Publishing is an industry that is broad in scope. This very breadth allows the industry to depend on the sales of its big hitters and, in doing so, take risks on new writers, more obscure subjects, and controversial titles. But in recent years, the shift in influence has moved away from established publishing houses and towards large commercial entities like Walmart, Amazon, and Barnes & Noble, who collectively now share approximately 75% of the booksales market. These companies frequently sell books at a loss, offsetting the financial impact via sales of other products, or depend on big name books to sell at a volume sufficient to offset other losses.
It is certainly within the purview of a business to determine its own profit/loss ratio. But this behavior cannot persist indefinitely without severely impacting what gets published and set out on shelves. The possible impact is twofold: reducing the actual number of books published by new authors; and reducing the availability of controversial or questionable books at all.
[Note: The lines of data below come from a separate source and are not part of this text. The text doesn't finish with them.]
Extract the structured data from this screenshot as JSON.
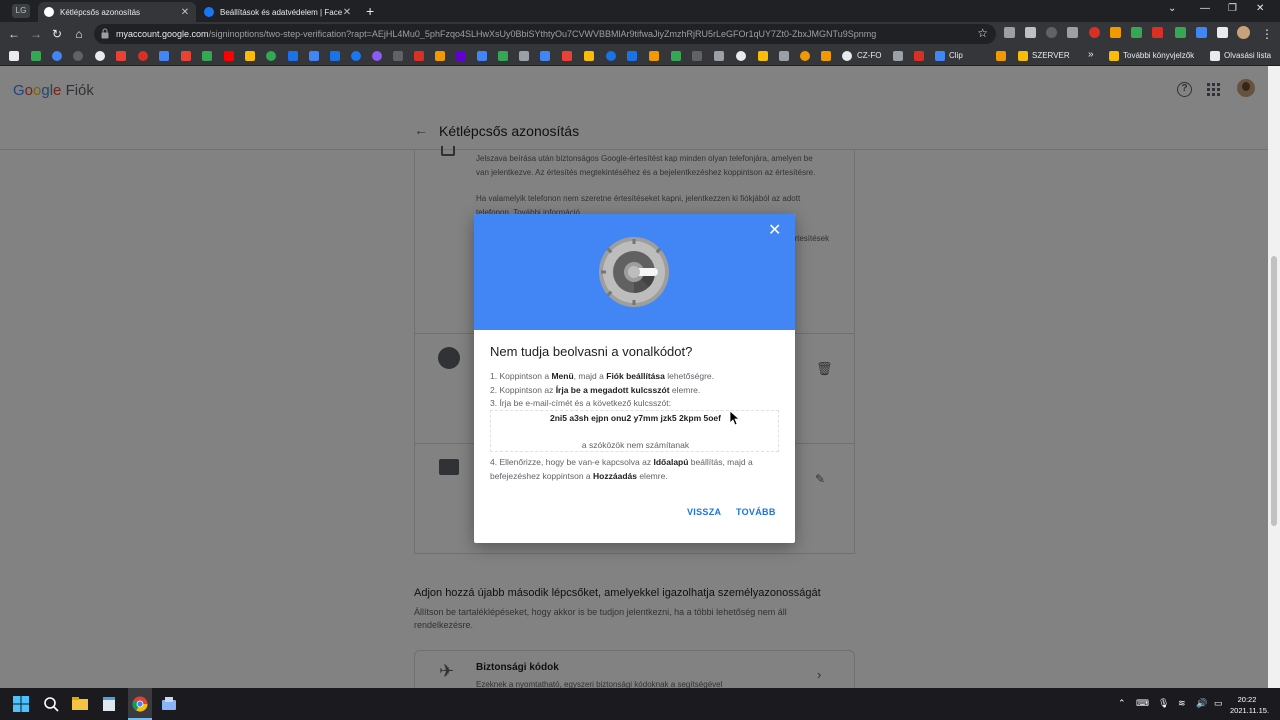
{
  "browser": {
    "window_icon_label": "LG",
    "tabs": [
      {
        "title": "Kétlépcsős azonosítás",
        "active": true
      },
      {
        "title": "Beállítások és adatvédelem | Faceb",
        "active": false
      }
    ],
    "url_host": "myaccount.google.com",
    "url_path": "/signinoptions/two-step-verification?rapt=AEjHL4Mu0_5phFzqo4SLHwXsUy0BbiSYthtyOu7CVWVBBMlAr9tifwaJiyZmzhRjRU5rLeGFOr1qUY7Zt0-ZbxJMGNTu9Spnmg",
    "bookmarks": {
      "cz_fo": "CZ-FO",
      "clip": "Clip",
      "szerver": "SZERVER",
      "more_chevron": "»",
      "other": "További könyvjelzők",
      "reading_list": "Olvasási lista"
    }
  },
  "header": {
    "logo_google": [
      "G",
      "o",
      "o",
      "g",
      "l",
      "e"
    ],
    "logo_suffix": "Fiók",
    "page_title": "Kétlépcsős azonosítás"
  },
  "background": {
    "prompt_text_1": "Jelszava beírása után biztonságos Google-értesítést kap minden olyan telefonjára, amelyen be van jelentkezve. Az értesítés megtekintéséhez és a bejelentkezéshez koppintson az értesítésre.",
    "prompt_text_2": "Ha valamelyik telefonon nem szeretne értesítéseket kapni, jelentkezzen ki fiókjából az adott telefonon. További információ",
    "prompt_text_fragment": "értesítések",
    "add_heading": "Adjon hozzá újabb második lépcsőket, amelyekkel igazolhatja személyazonosságát",
    "add_desc": "Állítson be tartaléklépéseket, hogy akkor is be tudjon jelentkezni, ha a többi lehetőség nem áll rendelkezésre.",
    "backup_title": "Biztonsági kódok",
    "backup_desc": "Ezeknek a nyomtatható, egyszeri biztonsági kódoknak a segítségével"
  },
  "dialog": {
    "title": "Nem tudja beolvasni a vonalkódot?",
    "step1_pre": "1. Koppintson a ",
    "step1_b1": "Menü",
    "step1_mid": ", majd a ",
    "step1_b2": "Fiók beállítása",
    "step1_post": " lehetőségre.",
    "step2_pre": "2. Koppintson az ",
    "step2_b": "Írja be a megadott kulcsszót",
    "step2_post": " elemre.",
    "step3": "3. Írja be e-mail-címét és a következő kulcsszót:",
    "secret_key": "2ni5 a3sh ejpn onu2 y7mm jzk5 2kpm 5oef",
    "spaces_note": "a szóközök nem számítanak",
    "step4_pre": "4. Ellenőrizze, hogy be van-e kapcsolva az ",
    "step4_b1": "Időalapú",
    "step4_mid": " beállítás, majd a befejezéshez koppintson a ",
    "step4_b2": "Hozzáadás",
    "step4_post": " elemre.",
    "back_button": "VISSZA",
    "next_button": "TOVÁBB"
  },
  "taskbar": {
    "time": "20:22",
    "date": "2021.11.15."
  },
  "colors": {
    "dialog_banner": "#4285f4",
    "link_blue": "#1a73e8"
  }
}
As former Random House CEO Peter Olsen explained earlier this year, in the first case, publishers are likely to “continue to overbid for potential bestsellers…This means bad news for other writers, as the willingness of publishers to invest time and money in developing new projects and of retailers to risk stockpiling unknown authors may drop precipitously.” As publishing houses must devote more and more of their revenue to treading water, possible gems will go overlooked, at the reading public’s loss.
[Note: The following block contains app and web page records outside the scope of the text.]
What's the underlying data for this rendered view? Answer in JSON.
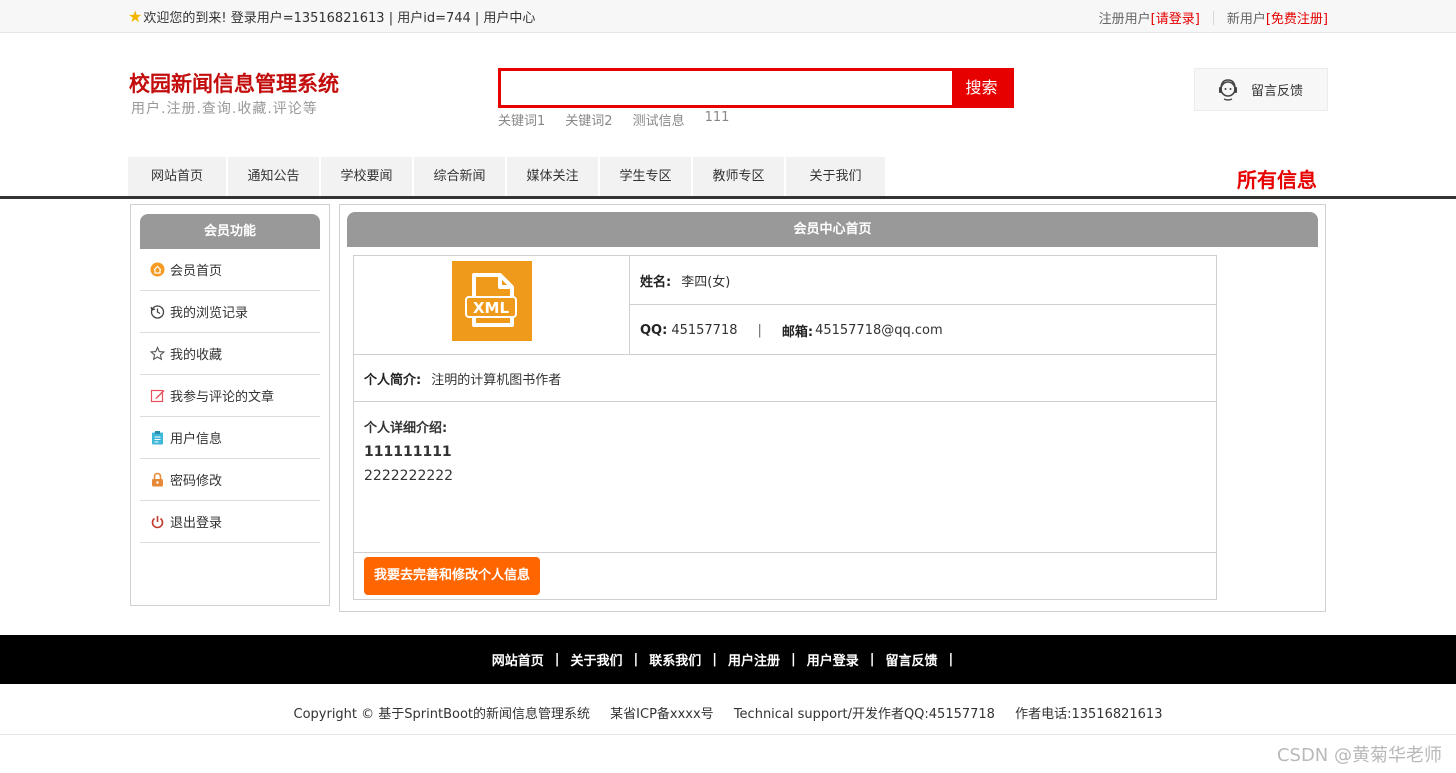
{
  "topbar": {
    "welcome": "欢迎您的到来!  登录用户=13516821613 | 用户id=744 | 用户中心",
    "register_user_label": "注册用户",
    "login_link": "[请登录]",
    "new_user_label": "新用户",
    "register_link": "[免费注册]"
  },
  "header": {
    "site_title": "校园新闻信息管理系统",
    "site_subtitle": "用户.注册.查询.收藏.评论等",
    "search_button": "搜索",
    "search_value": "",
    "hotwords": [
      "关键词1",
      "关键词2",
      "测试信息",
      "111"
    ],
    "feedback_label": "留言反馈"
  },
  "nav": {
    "items": [
      {
        "label": "网站首页",
        "w": 100
      },
      {
        "label": "通知公告",
        "w": 93
      },
      {
        "label": "学校要闻",
        "w": 93
      },
      {
        "label": "综合新闻",
        "w": 93
      },
      {
        "label": "媒体关注",
        "w": 93
      },
      {
        "label": "学生专区",
        "w": 93
      },
      {
        "label": "教师专区",
        "w": 93
      },
      {
        "label": "关于我们",
        "w": 101
      }
    ],
    "all_info": "所有信息"
  },
  "sidebar": {
    "title": "会员功能",
    "items": [
      {
        "label": "会员首页",
        "icon": "home-icon"
      },
      {
        "label": "我的浏览记录",
        "icon": "history-icon"
      },
      {
        "label": "我的收藏",
        "icon": "star-icon"
      },
      {
        "label": "我参与评论的文章",
        "icon": "edit-icon"
      },
      {
        "label": "用户信息",
        "icon": "clipboard-icon"
      },
      {
        "label": "密码修改",
        "icon": "lock-icon"
      },
      {
        "label": "退出登录",
        "icon": "power-icon"
      }
    ]
  },
  "main": {
    "title": "会员中心首页",
    "avatar_icon": "xml-file-icon",
    "name_label": "姓名:",
    "name_value": "李四(女)",
    "qq_label": "QQ:",
    "qq_value": "45157718",
    "divider": "|",
    "email_label": "邮箱:",
    "email_value": "45157718@qq.com",
    "intro_label": "个人简介:",
    "intro_value": "注明的计算机图书作者",
    "detail_label": "个人详细介绍:",
    "detail_line1": "111111111",
    "detail_line2": "2222222222",
    "edit_button": "我要去完善和修改个人信息"
  },
  "footer": {
    "links": [
      "网站首页",
      "关于我们",
      "联系我们",
      "用户注册",
      "用户登录",
      "留言反馈"
    ],
    "separator": "|",
    "copyright": "Copyright © 基于SprintBoot的新闻信息管理系统",
    "icp": "某省ICP备xxxx号",
    "support": "Technical support/开发作者QQ:45157718",
    "phone": "作者电话:13516821613"
  },
  "watermark": "CSDN @黄菊华老师",
  "colors": {
    "accent": "#e60000",
    "title": "#c30d0d",
    "button": "#ff6600",
    "panel_head": "#999999"
  }
}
In the second case, the consolidation of publishing control in a few hands threatens censorship by proxy. Some retailers are beginning to publish books themselves in order to remove a step in the cost chain. In theory, this delivers less expensive books to the buyer. However, it also gives much more control over what you purchase and read to the company who sells your books. If Walmart takes over as one of the largest publishers and booksellers, what will happen to books they deem inappropriate or incompatible with their values, such as recent books by comedians Jon Stewart and George Carlin?
We don’t yet know what the future of the bookselling industry will be. Between electronic readers, e-books and price wars, it’s clear that the next decade will redefine how, where, and what we read. Don’t let your voice be silent. Here’s how you can fight against silent censorship:
- Get involved in your local literary community. Find an independent bookstore (www.indiebound.org is a great tool). Talk to your bookseller or staff – they have their fingers on the pulse of what people want to read, as well as what’s coming soon from the publishers. Go to author signings. Read. Ask questions.
- Support publisher independence and fair pricing standards. The American Booksellers Association has asked the US Department of Justice to investigate the Price Wars, arguing that it constitutes illegal predatory pricing. Write to your congressman to ask them to support an investigation.
- Exercise your right to choose – choose indie.